My friends and I look at each other. Why didn’t anyone think of this when we were in college?

The students intend to spend the night here, but we have to go. We still have more than four miles to go to reach Route 3. As we depart, I notice two students sitting near the water, enjoying the view down the flow.

“This is nice,” one says. “Is this part of the Adirondack Park?”

“No,” his friend answers, quite self-assuredly. “The Adirondacks don’t begin until you get to Tupper Lake. They’re closer to Lake Placid.”

I chuckle to myself. Perhaps the CL50 will put Cranberry Lake back on the Adirondack map. I am certain of one thing: the people of Cranberry Lake and Wanakena have a recreational asset they can be proud of.

If you do the full 50
Map by Nancy Bernstein

We began our hike in Wanakena and ended at the Burntbridge Pond trailhead on Route 3, a few miles east of Cranberry Lake hamlet. Because we were pressed for time, we took a short cut to pick up the Cranberry Lake 50 near Sand Hill Junction in the Five Ponds Wilderness. Ordinarily, though, the route from Wanakena to the aforementioned trailhead will cover about four-fifths of the loop.

To complete the loop, hikers need to walk, bike, or drive about five and a half miles west on Route 3, passing through the hamlet of Cranberry Lake, to the Peavine Swamp trailhead. This trail is notable for the stand of large, old-growth hemlocks near the halfway point. It leads in 4.2 miles to the state Ranger School in Wanakena, but hikers may want to take a side trip to a lean-to on the Inlet Flow, a still section of the Oswegatchie River.

From the Ranger School, follow the road into downtown Wanakena, where you can pick up supplies at the general store. Cross the footbridge over the Oswegatchie River and walk west on South Shore Road to your starting point, the western trailhead for the High Falls Loop. The road walk from the school totals two miles.

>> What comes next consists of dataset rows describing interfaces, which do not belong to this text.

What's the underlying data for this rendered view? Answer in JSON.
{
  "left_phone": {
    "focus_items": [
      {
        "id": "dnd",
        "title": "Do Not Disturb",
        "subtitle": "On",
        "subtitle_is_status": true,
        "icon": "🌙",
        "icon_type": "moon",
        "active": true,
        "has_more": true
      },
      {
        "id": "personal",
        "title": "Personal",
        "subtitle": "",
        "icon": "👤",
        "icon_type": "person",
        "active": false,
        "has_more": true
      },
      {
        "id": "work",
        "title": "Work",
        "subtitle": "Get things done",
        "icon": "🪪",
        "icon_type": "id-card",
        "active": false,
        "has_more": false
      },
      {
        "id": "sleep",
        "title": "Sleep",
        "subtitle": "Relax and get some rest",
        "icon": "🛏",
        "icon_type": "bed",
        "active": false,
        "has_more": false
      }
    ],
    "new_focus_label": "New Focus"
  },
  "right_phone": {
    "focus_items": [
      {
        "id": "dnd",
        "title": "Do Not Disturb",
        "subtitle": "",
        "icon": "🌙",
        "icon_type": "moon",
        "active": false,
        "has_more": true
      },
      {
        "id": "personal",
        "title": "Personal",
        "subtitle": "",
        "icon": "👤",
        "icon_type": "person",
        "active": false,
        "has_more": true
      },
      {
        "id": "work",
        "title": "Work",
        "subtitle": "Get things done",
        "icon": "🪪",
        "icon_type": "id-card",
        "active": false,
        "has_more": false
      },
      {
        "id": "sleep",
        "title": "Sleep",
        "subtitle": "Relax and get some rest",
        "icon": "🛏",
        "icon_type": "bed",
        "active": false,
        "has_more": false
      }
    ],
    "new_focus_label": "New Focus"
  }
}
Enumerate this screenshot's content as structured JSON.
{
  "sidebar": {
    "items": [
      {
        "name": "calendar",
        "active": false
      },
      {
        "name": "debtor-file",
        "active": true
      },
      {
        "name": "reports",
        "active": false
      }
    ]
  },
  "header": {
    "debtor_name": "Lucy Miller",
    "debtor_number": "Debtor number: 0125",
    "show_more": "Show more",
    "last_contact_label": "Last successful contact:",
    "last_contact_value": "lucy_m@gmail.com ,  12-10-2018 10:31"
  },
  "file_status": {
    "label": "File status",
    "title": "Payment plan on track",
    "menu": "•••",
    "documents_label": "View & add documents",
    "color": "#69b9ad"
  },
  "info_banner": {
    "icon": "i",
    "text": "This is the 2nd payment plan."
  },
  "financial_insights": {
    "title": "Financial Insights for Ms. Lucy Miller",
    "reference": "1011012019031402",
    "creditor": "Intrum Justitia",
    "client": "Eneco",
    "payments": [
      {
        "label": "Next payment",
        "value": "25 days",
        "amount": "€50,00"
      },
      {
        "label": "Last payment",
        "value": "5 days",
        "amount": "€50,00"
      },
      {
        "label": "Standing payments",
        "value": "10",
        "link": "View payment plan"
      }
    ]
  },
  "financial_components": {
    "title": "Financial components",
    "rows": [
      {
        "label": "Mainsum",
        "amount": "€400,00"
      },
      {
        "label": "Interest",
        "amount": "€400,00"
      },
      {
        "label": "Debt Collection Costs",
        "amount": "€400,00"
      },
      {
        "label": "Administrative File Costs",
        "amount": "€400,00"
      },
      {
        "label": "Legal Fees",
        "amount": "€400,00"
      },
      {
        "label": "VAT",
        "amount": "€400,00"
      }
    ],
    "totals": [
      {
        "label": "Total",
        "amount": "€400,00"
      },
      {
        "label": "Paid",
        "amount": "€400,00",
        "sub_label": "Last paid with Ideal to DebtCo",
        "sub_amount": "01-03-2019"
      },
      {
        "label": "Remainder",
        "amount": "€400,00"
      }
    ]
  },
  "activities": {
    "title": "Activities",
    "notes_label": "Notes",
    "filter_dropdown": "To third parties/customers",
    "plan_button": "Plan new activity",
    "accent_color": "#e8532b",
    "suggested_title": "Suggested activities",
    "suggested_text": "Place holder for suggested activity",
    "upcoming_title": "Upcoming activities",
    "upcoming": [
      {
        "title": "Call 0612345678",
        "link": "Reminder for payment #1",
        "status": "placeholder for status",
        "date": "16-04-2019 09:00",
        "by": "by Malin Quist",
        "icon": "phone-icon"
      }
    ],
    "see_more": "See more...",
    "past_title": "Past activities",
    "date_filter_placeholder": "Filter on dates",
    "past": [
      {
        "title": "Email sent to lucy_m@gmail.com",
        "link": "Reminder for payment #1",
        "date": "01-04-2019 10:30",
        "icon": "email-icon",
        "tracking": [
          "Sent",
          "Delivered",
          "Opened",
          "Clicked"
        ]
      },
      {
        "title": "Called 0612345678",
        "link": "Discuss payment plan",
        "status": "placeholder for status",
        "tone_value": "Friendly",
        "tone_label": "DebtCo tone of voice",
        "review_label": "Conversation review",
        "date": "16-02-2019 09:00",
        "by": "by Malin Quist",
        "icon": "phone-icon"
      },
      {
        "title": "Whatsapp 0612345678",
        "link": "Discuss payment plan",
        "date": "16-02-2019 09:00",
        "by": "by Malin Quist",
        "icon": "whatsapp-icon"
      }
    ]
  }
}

The CL 50 can be accessed directly from roadways in three places: South Shore Road in Wanakena and Route 3 at the trailheads for Burntbridge Pond and Peavine Swamp. The trail founders encourage hikers to take their time and to walk the loop in several seasons. There are many trails off the CL 50 that also are worth exploring.

[mappress mapid=”155″]

About Adirondack Explorer

The Adirondack Explorer is a nonprofit magazine covering the Adirondack Park's environment, recreation and communities.

Reader Interactions

Leave a Reply

Your email address will not be published. Required fields are marked *